Pew Research Center has been tracking religious restrictions and hostilities around the world since 2007. Our new report found that a third of the 198 countries and territories studied in 2012 had a high or very high level of social hostilities involving religion, the highest share in the six years of the study. These hostilities – defined in the study as acts of religious hostility by private individuals, organizations or groups in society – increased in every major region of the world except the Americas. Here are some top findings:
- The number of countries with religion-related terrorist violence has doubled over the past six years. In 2012, religion-related terrorist violence took place in one-in-five countries (20%), up from 9% in 2007. In March 2012, for instance, a rabbi and three children were killed by an Islamist extremist at a Jewish school in Toulouse, France.

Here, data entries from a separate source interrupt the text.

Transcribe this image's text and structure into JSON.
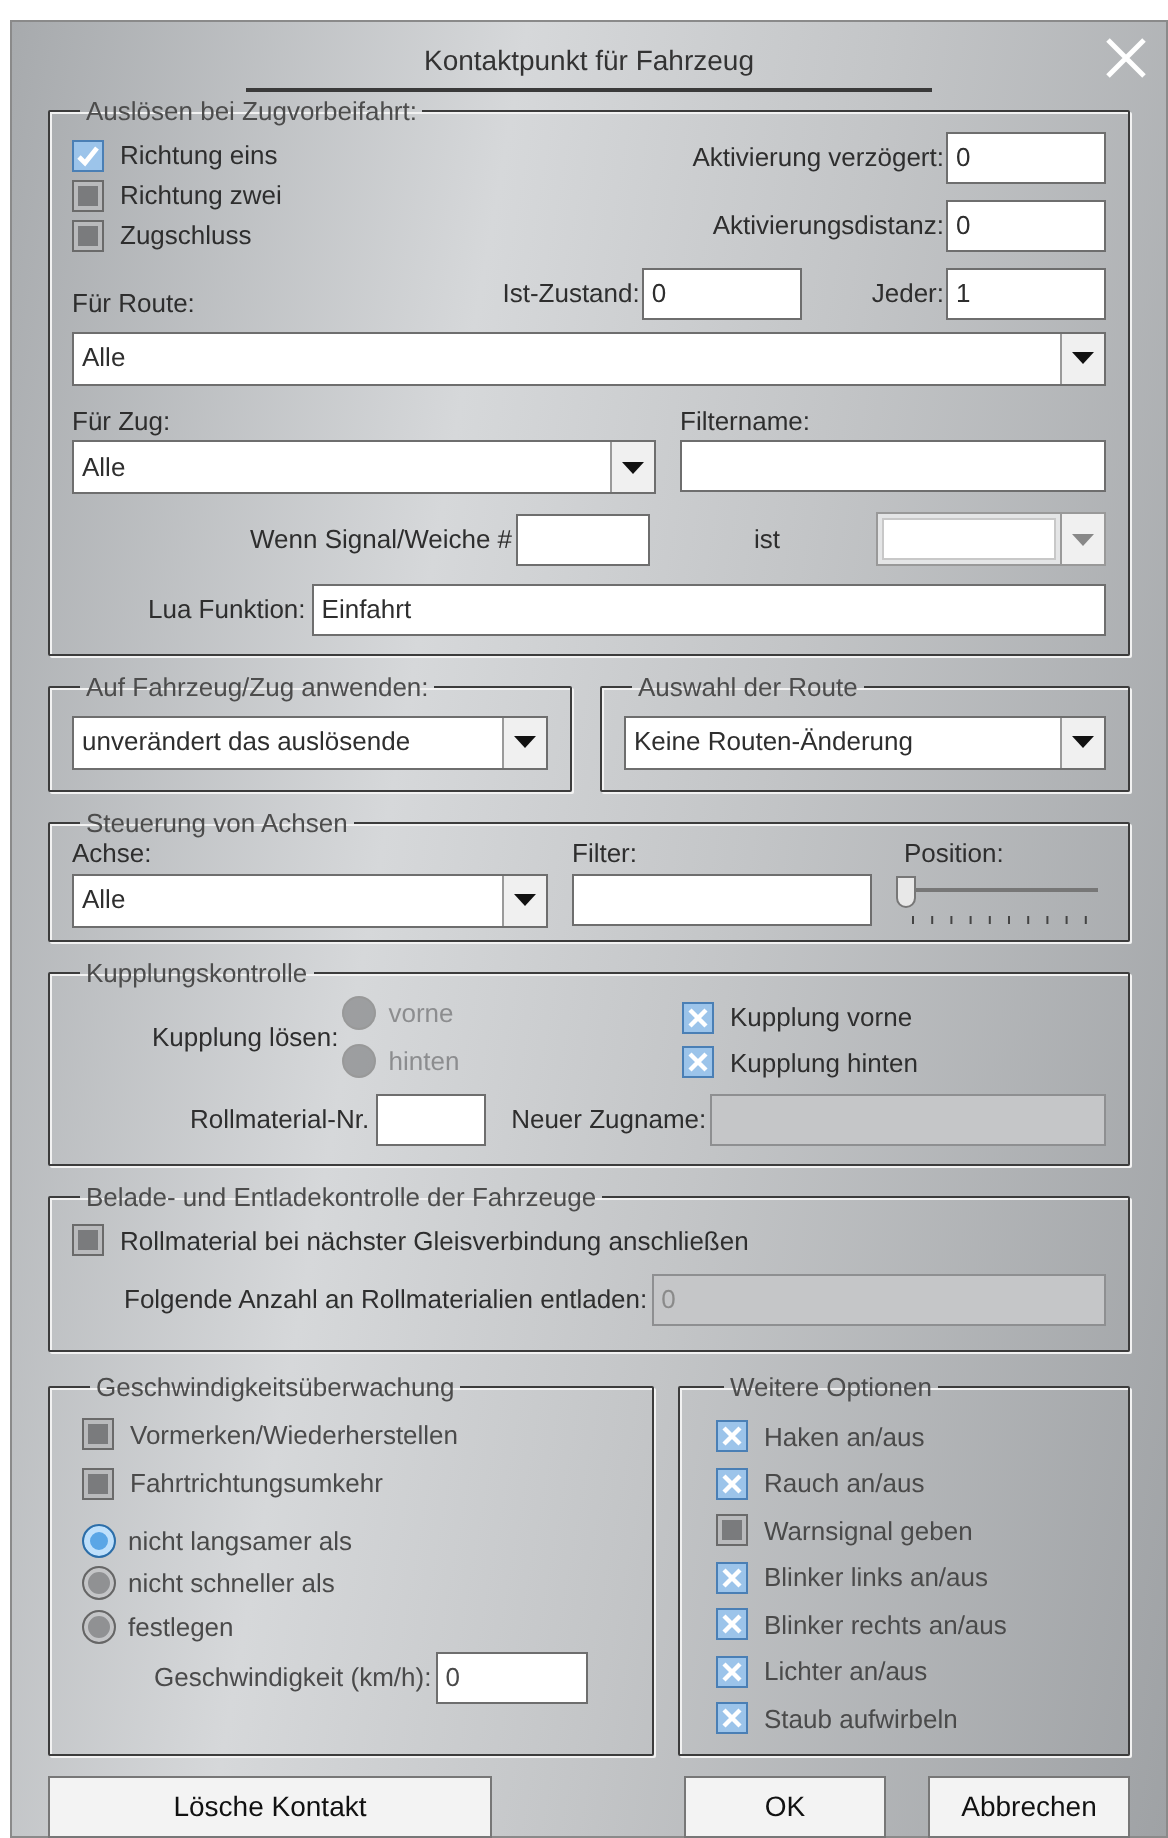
{
  "window": {
    "title": "Kontaktpunkt für Fahrzeug"
  },
  "trigger": {
    "title": "Auslösen bei Zugvorbeifahrt:",
    "checkboxes": [
      {
        "label": "Richtung eins",
        "checked": true
      },
      {
        "label": "Richtung zwei",
        "checked": false
      },
      {
        "label": "Zugschluss",
        "checked": false
      }
    ],
    "delay": {
      "label": "Aktivierung verzögert:",
      "value": "0"
    },
    "distance": {
      "label": "Aktivierungsdistanz:",
      "value": "0"
    },
    "state": {
      "label": "Ist-Zustand:",
      "value": "0"
    },
    "every": {
      "label": "Jeder:",
      "value": "1"
    },
    "route": {
      "label": "Für Route:",
      "value": "Alle"
    },
    "train": {
      "label": "Für Zug:",
      "value": "Alle"
    },
    "filter_name": {
      "label": "Filtername:"
    },
    "signal": {
      "label": "Wenn Signal/Weiche #",
      "is_label": "ist",
      "disabled": true
    },
    "lua": {
      "label": "Lua Funktion:",
      "value": "Einfahrt"
    }
  },
  "apply": {
    "title": "Auf Fahrzeug/Zug anwenden:",
    "value": "unverändert das auslösende"
  },
  "route_select": {
    "title": "Auswahl der Route",
    "value": "Keine Routen-Änderung"
  },
  "axes": {
    "title": "Steuerung von Achsen",
    "axis": {
      "label": "Achse:",
      "value": "Alle"
    },
    "filter": {
      "label": "Filter:"
    },
    "position": {
      "label": "Position:",
      "level": 0
    }
  },
  "coupling": {
    "title": "Kupplungskontrolle",
    "release_label": "Kupplung lösen:",
    "radios": [
      {
        "label": "vorne",
        "selected": false,
        "disabled": true
      },
      {
        "label": "hinten",
        "selected": false,
        "disabled": true
      }
    ],
    "checkboxes": [
      {
        "label": "Kupplung vorne",
        "checked": true
      },
      {
        "label": "Kupplung hinten",
        "checked": true
      }
    ],
    "rolling_label": "Rollmaterial-Nr.",
    "new_name": {
      "label": "Neuer Zugname:",
      "disabled": true
    }
  },
  "loading": {
    "title": "Belade- und Entladekontrolle der Fahrzeuge",
    "checkbox": {
      "label": "Rollmaterial bei nächster Gleisverbindung anschließen",
      "checked": false
    },
    "unload": {
      "label": "Folgende Anzahl an Rollmaterialien entladen:",
      "value": "0",
      "disabled": true
    }
  },
  "speed": {
    "title": "Geschwindigkeitsüberwachung",
    "checkboxes": [
      {
        "label": "Vormerken/Wiederherstellen",
        "checked": false
      },
      {
        "label": "Fahrtrichtungsumkehr",
        "checked": false
      }
    ],
    "radios": [
      {
        "label": "nicht langsamer als",
        "selected": true
      },
      {
        "label": "nicht schneller als",
        "selected": false
      },
      {
        "label": "festlegen",
        "selected": false
      }
    ],
    "speed": {
      "label": "Geschwindigkeit (km/h):",
      "value": "0"
    }
  },
  "options": {
    "title": "Weitere Optionen",
    "checkboxes": [
      {
        "label": "Haken an/aus",
        "checked": true
      },
      {
        "label": "Rauch an/aus",
        "checked": true
      },
      {
        "label": "Warnsignal geben",
        "checked": false
      },
      {
        "label": "Blinker links an/aus",
        "checked": true
      },
      {
        "label": "Blinker rechts an/aus",
        "checked": true
      },
      {
        "label": "Lichter an/aus",
        "checked": true
      },
      {
        "label": "Staub aufwirbeln",
        "checked": true
      }
    ]
  },
  "buttons": [
    {
      "label": "Lösche Kontakt"
    },
    {
      "label": "OK"
    },
    {
      "label": "Abbrechen"
    }
  ]
}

- Women were harassed because of religious dress in nearly a third of countries in 2012 (32%), up from a quarter in 2011 (25%) and less than one-in-ten (7%) in 2007. In Moldova, for instance, two men attacked a Muslim woman in the capital city of Chisinau, calling her a “terrorist” and tearing her headscarf. In 2012, 54 of the 198 countries in the study (27%) had governments that regulate the wearing of religious symbols or attire. This is almost unchanged from the previous year (53 countries, 27%) and significantly higher than in 2007 (21 countries, 11%). While there may not be a direct causal connection between government regulations and social hostilities involving religious attire, our data show that harassment of women over religious dress occurs more often in countries where the wearing of religious symbols or attire is regulated by any level of government.